Directions: Lift out all lines below that contain "this".

-- Opening Marker --

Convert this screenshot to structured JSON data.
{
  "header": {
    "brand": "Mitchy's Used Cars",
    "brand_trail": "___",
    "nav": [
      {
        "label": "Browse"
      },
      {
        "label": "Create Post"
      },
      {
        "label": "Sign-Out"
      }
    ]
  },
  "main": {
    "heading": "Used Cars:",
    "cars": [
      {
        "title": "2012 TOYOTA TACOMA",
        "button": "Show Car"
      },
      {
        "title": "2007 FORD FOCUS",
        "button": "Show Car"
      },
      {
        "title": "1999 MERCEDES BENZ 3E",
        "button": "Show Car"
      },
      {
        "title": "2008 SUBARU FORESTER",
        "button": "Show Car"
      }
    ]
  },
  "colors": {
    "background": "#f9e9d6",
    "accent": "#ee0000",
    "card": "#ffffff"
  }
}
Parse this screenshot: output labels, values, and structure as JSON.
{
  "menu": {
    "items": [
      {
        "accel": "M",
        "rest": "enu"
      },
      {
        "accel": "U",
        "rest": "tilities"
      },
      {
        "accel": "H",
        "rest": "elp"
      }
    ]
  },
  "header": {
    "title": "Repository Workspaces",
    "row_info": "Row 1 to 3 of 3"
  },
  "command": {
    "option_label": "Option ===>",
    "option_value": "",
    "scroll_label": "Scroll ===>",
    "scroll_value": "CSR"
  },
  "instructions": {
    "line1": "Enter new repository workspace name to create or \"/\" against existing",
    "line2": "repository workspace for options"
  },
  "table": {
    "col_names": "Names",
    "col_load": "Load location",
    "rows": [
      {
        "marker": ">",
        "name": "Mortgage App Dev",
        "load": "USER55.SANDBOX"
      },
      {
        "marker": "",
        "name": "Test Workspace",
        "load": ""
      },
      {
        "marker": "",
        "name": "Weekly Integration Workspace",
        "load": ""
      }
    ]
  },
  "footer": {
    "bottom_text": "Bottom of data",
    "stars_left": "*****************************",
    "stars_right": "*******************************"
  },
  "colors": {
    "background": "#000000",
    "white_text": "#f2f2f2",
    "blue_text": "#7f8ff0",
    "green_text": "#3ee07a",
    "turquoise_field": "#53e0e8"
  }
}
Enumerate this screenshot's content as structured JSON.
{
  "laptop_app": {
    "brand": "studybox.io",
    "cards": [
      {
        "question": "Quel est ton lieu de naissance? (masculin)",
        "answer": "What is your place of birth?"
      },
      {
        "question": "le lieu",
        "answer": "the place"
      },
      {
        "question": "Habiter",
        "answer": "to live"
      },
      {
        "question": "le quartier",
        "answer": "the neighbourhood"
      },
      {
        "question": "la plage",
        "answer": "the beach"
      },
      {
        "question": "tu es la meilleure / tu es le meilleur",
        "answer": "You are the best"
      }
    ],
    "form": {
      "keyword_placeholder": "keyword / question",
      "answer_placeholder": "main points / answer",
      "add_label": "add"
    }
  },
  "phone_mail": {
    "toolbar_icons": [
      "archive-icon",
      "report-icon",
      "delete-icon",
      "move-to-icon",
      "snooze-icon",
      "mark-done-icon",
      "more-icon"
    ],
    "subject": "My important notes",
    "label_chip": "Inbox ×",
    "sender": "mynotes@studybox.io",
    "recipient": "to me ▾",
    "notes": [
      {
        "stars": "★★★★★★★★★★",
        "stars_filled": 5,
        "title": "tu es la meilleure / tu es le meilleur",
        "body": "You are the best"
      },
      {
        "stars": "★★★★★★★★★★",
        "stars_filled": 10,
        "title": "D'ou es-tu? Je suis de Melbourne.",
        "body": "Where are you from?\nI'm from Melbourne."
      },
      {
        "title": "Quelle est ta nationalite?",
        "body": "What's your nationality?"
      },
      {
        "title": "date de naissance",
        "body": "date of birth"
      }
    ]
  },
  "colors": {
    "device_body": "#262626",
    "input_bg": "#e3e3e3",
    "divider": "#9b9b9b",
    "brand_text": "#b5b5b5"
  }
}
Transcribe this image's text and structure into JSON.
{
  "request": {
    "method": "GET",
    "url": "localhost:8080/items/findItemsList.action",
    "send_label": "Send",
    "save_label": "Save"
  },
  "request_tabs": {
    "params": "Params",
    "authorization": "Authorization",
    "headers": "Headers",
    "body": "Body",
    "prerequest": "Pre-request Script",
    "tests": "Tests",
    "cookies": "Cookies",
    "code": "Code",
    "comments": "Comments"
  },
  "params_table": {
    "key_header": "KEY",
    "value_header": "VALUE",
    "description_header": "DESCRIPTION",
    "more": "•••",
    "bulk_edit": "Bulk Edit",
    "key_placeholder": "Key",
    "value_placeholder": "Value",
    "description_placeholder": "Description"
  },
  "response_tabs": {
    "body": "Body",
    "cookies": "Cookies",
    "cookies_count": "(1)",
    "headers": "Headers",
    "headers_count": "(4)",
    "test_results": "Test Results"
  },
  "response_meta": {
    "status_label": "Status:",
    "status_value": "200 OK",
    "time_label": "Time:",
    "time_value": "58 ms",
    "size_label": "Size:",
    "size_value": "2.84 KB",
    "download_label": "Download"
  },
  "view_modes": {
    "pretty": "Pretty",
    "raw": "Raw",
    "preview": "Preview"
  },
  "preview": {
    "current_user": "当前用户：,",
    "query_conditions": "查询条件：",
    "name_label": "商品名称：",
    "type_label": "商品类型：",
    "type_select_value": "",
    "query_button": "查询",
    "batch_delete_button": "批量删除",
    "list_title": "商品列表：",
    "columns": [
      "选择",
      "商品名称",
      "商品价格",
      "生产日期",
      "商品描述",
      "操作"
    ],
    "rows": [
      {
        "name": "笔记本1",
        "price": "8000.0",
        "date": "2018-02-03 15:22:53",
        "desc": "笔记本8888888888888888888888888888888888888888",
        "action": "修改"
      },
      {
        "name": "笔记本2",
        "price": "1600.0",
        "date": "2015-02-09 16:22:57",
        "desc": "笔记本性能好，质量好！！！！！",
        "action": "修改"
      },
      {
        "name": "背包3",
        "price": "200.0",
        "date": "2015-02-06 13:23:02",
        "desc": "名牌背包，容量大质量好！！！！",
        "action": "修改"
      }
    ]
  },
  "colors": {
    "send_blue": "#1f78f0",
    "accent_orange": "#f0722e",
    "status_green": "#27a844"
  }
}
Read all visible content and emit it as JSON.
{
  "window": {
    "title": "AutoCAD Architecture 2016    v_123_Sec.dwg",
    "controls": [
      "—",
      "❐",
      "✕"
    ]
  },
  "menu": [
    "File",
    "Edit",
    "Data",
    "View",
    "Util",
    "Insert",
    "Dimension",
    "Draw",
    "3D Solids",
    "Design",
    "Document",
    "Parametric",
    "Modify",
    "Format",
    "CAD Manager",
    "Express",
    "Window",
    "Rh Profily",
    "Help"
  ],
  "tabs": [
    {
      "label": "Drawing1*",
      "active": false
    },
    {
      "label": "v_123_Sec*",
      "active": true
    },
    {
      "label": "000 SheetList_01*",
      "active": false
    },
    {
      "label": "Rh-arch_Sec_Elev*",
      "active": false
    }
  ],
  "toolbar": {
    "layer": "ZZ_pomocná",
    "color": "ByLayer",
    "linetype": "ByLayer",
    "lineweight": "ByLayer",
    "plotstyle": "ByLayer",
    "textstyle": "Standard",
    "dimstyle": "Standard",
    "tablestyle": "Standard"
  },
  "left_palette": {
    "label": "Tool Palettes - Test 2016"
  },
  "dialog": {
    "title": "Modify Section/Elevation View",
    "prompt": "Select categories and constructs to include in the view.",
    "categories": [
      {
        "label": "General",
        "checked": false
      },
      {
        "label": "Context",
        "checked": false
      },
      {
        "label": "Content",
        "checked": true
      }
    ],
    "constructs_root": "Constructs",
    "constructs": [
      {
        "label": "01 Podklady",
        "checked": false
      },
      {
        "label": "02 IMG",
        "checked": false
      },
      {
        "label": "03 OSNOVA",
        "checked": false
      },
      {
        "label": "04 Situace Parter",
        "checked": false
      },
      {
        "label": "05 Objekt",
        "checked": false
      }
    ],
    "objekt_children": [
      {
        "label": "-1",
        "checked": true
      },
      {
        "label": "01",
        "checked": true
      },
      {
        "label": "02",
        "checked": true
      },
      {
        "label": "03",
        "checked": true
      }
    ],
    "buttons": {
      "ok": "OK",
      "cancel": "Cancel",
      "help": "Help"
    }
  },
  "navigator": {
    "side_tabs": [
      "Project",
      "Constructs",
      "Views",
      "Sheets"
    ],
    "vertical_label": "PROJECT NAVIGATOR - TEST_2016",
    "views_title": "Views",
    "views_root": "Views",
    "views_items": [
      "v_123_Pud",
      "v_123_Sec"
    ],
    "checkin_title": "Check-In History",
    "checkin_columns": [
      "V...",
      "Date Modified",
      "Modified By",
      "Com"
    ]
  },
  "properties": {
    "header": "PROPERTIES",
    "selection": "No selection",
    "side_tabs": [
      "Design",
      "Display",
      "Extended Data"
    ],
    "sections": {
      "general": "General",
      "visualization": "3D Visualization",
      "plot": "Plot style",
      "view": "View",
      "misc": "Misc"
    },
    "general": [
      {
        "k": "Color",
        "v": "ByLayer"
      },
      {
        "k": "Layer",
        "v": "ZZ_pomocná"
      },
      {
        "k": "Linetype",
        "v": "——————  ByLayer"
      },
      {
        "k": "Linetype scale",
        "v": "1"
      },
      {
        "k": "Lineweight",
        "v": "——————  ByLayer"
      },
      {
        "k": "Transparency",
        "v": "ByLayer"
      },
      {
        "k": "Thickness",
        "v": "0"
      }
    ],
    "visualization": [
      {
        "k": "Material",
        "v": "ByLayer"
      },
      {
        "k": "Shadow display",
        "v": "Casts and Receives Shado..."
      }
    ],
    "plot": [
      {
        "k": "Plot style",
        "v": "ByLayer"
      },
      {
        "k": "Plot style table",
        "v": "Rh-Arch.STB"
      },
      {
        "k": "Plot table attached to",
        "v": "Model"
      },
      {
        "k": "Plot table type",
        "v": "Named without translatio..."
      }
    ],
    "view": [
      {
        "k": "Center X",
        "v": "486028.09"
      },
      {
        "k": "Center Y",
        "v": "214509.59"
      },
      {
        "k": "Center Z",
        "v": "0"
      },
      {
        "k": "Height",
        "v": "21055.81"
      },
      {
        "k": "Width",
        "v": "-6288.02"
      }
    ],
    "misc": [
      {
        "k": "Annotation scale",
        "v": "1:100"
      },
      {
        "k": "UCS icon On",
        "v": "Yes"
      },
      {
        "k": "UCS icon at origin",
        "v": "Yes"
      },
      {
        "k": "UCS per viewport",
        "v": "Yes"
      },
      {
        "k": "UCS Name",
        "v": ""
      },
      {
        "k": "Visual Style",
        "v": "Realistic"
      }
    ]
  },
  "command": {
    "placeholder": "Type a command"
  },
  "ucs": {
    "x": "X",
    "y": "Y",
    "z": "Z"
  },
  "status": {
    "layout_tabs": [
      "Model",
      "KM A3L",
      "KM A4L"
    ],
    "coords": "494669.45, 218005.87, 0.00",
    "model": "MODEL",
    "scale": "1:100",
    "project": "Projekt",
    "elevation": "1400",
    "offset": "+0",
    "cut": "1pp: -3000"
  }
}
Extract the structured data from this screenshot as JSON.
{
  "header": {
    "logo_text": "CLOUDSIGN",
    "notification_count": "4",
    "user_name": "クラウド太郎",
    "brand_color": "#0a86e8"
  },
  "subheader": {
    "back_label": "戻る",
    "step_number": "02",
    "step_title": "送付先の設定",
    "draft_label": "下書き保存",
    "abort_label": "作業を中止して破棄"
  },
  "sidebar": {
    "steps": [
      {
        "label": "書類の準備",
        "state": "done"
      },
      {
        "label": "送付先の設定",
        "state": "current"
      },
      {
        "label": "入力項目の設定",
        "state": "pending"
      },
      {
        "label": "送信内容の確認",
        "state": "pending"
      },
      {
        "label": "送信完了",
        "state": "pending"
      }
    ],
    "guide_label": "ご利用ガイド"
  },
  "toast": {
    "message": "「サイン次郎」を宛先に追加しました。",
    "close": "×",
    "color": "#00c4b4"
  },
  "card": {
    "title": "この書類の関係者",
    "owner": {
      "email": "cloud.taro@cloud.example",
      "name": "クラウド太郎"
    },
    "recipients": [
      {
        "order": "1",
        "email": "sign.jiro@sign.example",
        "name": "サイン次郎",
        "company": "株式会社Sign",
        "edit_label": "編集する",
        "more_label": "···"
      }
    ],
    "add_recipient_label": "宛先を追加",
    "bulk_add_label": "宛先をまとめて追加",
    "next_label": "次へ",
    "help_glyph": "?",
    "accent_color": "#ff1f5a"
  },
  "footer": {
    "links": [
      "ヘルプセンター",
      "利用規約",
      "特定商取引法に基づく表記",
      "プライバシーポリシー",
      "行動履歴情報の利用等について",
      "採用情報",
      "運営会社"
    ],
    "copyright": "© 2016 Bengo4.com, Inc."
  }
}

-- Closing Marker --

Task output:
Convert this screenshot to structured JSON data.
Parse this screenshot: output labels, values, and structure as JSON.
Enumerate this screenshot's content as structured JSON.
Transcribe this image's text and structure into JSON.
Extract the structured data from this screenshot as JSON.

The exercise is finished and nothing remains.